The second important economic link in the chain is to capture the maximum value of the resources for the society, and there are two important considerations here. Firstly, the companies need to be properly taxed, and according to Collier, Taxation 101 suggests that government should tax what they can see, i.e. actual production. Less attention should be paid to sharing profits, which for the most part are what accountants say they are, and the oil companies employ some of the best accountants. Collier claimed that for decades, African countries have been fleeced by companies involved in transfer pricing.
A good example of this practice, even in a developed country with strong institutions and the longest of accounting tradition was Starbucks, the second largest restaurant/coffee chain after McDonald’s, with global market capitalisation of US$40 billion. Between 1998, when it opened in the UK, and 2012, the company opened 735 outlets and made about £3 billion in coffee sales but paid only 8.6 million £ in income taxes, and this was largely because the tax authorities disallowed some of its requested deductions. Between about 2009 and 2012, the company reported a loss and paid no taxes on sales of 1.2 billion pounds while a smaller company, Yum Brands Inc., incurred taxes of 36 million pounds on 1.1 billion pounds in UK sales. ‘Yet transcripts of investor and analyst calls over 12 years show Starbucks officials regularly talked about the UK business as “profitable”, said they were very pleased with it, or even cited it as an example to follow for operations back home in the United States’ (Reuters Special Report – How Starbucks avoids UK taxes). https://reut.rs/2URaHKJ
Right here in Guyana it is reported that for ten years Omai Gold Mines never reported a profit, so one must be thankful that it had to pay a royalty of 5% of production! Needless to say this important link has also been broken for much of the quarrel with the ExxonMobil agreement is about its paltry 2% production sharing agreement. Confronted with dissatisfaction, the government likes to draw attention to the 50% profit sharing it has negotiated with the company. We have seen how easily this can go south and there is already much debate about the quantum (some say US$4.4 billion) of the pre-contract costs the company is demanding.
The agency problem, namely how to ensure that those who are negotiating act in the best interest of the country and not for themselves, is the second aspect of this effort to capture the most value for society. Professor Collier proffered that the most effective way of doing so is to ensure that there is transparency and completion in the negotiation process by auctioning the licences.
In Guyana, not only was the licence not auctioned, but the government secretly negotiated US$18 million signing bonus with Exxon, which the country was told – after the information was leaked – is in an account in the Bank of Guyana and is to be used to pay the legal costs of Guyana border dispute with Venezuela before the International Court of Justice. Some have argued that the signing bonus should have been far more than this and since the vast majority of Guyanese support a peaceful end to the border controversy by whatever means, why resources for going to the court had to be secretly negotiated is unfathomable. It is even uncertain where those resources are: the regime promised to place them in the Consolidated Fund and then it was disclosed that they were invested!

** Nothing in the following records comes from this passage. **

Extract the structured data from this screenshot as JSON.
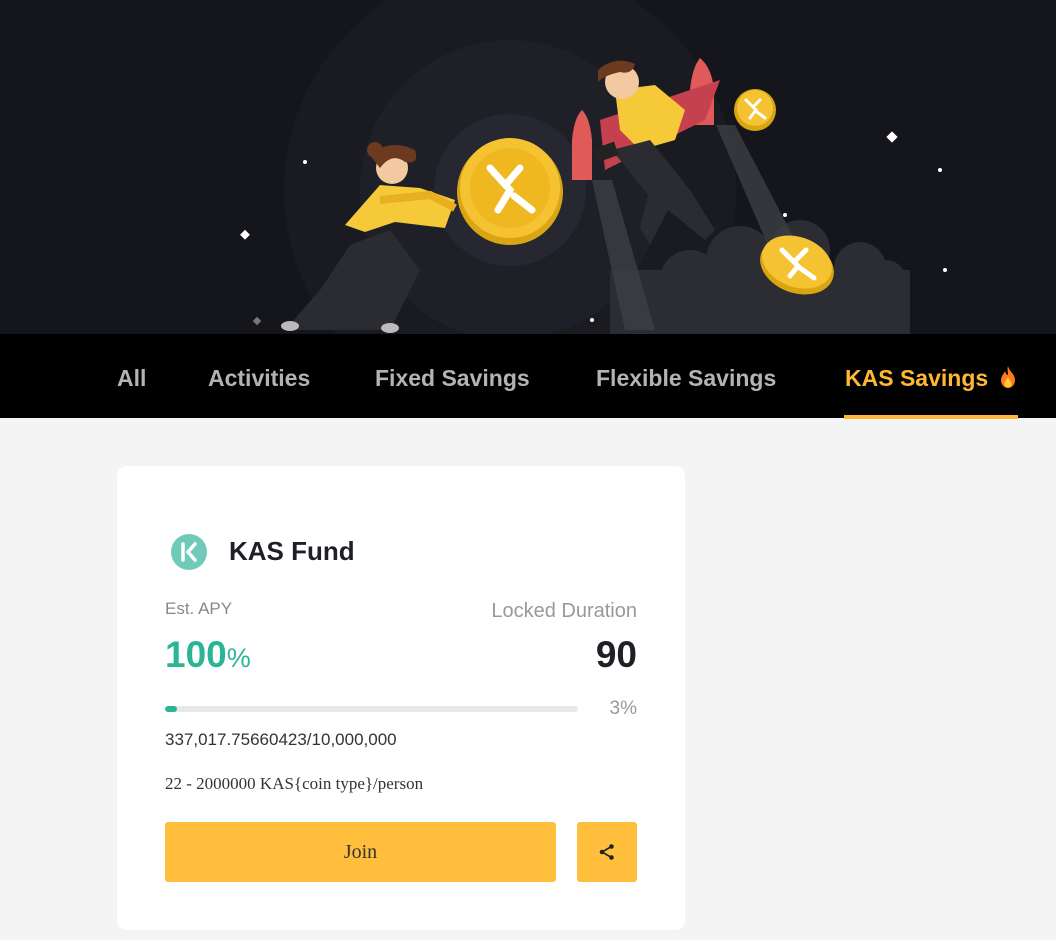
{
  "tabs": [
    {
      "label": "All",
      "active": false
    },
    {
      "label": "Activities",
      "active": false
    },
    {
      "label": "Fixed Savings",
      "active": false
    },
    {
      "label": "Flexible Savings",
      "active": false
    },
    {
      "label": "KAS Savings",
      "active": true,
      "icon": "flame-icon"
    }
  ],
  "card": {
    "coin_icon": "kas-coin-icon",
    "title": "KAS Fund",
    "apy_label": "Est. APY",
    "apy_value": "100",
    "apy_unit": "%",
    "duration_label": "Locked Duration",
    "duration_value": "90",
    "progress_fraction": 0.03,
    "progress_percent": "3%",
    "amount": "337,017.75660423/10,000,000",
    "limit": "22 - 2000000 KAS{coin type}/person",
    "join_label": "Join",
    "share_icon": "share-icon"
  },
  "colors": {
    "accent": "#ffb833",
    "button": "#ffbe3c",
    "apy_green": "#2ab694",
    "tab_bar": "#000000",
    "hero_bg": "#15161b"
  }
}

So here we have it: like the first, the second of the five links that should be consistently implemented over many years if transformational development is to result from Guyana’s oil resources has already been broken.